Bring together all lines from the listing below that contain the string "datetime".
___ Given records
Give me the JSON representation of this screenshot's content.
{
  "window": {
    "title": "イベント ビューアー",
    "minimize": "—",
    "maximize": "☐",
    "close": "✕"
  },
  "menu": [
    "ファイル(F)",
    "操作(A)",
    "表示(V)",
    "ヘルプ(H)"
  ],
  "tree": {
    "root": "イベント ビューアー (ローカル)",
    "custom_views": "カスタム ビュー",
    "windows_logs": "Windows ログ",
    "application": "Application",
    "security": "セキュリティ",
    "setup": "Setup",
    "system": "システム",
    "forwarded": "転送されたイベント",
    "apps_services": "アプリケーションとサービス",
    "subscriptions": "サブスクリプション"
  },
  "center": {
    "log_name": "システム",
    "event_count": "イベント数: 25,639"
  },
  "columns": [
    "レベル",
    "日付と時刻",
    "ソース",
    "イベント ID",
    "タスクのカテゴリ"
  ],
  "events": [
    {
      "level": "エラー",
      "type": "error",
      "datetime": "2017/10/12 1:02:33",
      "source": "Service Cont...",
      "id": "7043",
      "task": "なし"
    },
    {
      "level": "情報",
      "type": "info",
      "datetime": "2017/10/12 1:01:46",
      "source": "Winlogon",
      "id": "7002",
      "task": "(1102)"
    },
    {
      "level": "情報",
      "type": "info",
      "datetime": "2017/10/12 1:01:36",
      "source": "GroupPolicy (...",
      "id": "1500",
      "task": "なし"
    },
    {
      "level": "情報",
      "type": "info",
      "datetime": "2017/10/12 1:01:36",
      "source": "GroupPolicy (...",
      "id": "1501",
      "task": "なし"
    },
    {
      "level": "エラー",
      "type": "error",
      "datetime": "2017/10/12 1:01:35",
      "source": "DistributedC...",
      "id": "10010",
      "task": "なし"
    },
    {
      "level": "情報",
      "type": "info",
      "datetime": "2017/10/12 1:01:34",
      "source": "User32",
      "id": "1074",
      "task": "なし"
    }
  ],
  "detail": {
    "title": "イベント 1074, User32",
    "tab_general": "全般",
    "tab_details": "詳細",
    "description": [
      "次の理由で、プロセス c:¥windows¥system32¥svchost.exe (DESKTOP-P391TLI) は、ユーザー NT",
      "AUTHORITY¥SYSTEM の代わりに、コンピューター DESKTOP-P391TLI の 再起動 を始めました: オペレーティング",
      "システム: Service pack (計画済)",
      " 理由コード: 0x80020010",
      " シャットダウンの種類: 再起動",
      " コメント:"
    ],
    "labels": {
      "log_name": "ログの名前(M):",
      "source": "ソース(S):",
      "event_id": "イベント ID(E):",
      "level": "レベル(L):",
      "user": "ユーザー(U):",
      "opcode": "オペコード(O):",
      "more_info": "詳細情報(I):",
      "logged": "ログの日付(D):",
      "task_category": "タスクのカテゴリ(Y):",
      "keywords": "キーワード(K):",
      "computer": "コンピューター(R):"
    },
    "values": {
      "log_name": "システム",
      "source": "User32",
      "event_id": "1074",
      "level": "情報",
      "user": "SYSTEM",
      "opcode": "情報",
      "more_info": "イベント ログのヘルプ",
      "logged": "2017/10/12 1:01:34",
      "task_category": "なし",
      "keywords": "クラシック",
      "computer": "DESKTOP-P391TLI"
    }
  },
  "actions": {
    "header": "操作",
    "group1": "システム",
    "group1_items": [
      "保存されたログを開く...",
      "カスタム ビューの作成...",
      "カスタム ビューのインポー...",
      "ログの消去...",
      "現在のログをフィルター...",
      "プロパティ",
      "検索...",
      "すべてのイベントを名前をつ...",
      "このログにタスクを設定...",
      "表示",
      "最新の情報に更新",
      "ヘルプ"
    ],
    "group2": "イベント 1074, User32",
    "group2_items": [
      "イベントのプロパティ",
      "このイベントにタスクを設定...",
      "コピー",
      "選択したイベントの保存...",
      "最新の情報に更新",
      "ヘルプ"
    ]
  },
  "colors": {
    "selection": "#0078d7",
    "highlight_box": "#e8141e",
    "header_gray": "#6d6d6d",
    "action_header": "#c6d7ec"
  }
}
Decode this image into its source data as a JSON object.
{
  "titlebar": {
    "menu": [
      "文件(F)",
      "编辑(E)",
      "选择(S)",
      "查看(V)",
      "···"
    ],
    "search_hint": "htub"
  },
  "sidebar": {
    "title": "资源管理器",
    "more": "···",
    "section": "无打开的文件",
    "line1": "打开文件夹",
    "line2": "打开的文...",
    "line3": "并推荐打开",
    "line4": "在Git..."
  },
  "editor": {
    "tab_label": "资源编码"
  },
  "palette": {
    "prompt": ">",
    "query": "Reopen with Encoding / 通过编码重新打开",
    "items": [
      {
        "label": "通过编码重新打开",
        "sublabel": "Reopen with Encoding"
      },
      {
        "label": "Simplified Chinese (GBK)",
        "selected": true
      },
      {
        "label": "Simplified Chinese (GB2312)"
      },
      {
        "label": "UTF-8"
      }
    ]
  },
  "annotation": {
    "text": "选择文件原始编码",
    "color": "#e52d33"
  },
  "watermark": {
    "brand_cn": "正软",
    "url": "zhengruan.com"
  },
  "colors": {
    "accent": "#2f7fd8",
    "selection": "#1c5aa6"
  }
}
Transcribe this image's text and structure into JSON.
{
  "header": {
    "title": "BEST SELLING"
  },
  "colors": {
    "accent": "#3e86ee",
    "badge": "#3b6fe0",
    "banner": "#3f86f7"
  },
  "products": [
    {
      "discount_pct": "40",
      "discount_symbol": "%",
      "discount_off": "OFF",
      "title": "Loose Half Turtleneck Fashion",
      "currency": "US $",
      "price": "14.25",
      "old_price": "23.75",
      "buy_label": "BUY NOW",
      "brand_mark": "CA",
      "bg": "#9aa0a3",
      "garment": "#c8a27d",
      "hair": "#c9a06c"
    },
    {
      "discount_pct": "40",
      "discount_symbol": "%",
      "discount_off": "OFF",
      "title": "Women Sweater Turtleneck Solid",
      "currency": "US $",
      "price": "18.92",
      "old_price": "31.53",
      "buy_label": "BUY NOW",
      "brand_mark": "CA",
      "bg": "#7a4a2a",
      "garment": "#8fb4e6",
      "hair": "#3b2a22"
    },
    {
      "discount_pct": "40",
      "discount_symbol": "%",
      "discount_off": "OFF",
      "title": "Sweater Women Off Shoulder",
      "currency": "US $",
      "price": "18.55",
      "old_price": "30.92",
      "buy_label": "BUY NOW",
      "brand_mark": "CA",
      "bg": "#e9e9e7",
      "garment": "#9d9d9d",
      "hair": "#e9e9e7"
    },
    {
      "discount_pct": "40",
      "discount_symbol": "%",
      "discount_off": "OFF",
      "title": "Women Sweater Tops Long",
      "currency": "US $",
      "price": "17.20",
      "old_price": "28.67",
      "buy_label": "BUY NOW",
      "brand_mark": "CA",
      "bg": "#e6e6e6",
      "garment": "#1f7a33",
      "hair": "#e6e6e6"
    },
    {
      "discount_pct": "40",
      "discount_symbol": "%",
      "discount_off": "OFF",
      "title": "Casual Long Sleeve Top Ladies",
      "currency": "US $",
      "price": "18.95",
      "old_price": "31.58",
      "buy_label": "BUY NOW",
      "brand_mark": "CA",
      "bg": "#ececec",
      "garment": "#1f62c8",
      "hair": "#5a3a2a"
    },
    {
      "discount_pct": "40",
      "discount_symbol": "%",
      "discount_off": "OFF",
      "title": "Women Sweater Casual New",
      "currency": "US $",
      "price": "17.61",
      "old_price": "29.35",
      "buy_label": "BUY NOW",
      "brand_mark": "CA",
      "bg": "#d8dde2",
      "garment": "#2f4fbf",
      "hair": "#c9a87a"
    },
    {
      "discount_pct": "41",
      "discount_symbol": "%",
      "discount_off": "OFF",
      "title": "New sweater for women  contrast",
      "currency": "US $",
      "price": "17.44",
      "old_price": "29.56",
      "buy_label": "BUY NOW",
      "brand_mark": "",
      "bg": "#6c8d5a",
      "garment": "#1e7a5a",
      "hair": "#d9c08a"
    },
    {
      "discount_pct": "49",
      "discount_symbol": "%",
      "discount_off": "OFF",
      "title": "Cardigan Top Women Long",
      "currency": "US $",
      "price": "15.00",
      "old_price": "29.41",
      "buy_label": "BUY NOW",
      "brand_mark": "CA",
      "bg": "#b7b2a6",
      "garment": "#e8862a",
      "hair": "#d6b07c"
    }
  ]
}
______
- Response below
      "datetime": "2017/10/12 1:02:33",
      "datetime": "2017/10/12 1:01:46",
      "datetime": "2017/10/12 1:01:36",
      "datetime": "2017/10/12 1:01:36",
      "datetime": "2017/10/12 1:01:35",
      "datetime": "2017/10/12 1:01:34",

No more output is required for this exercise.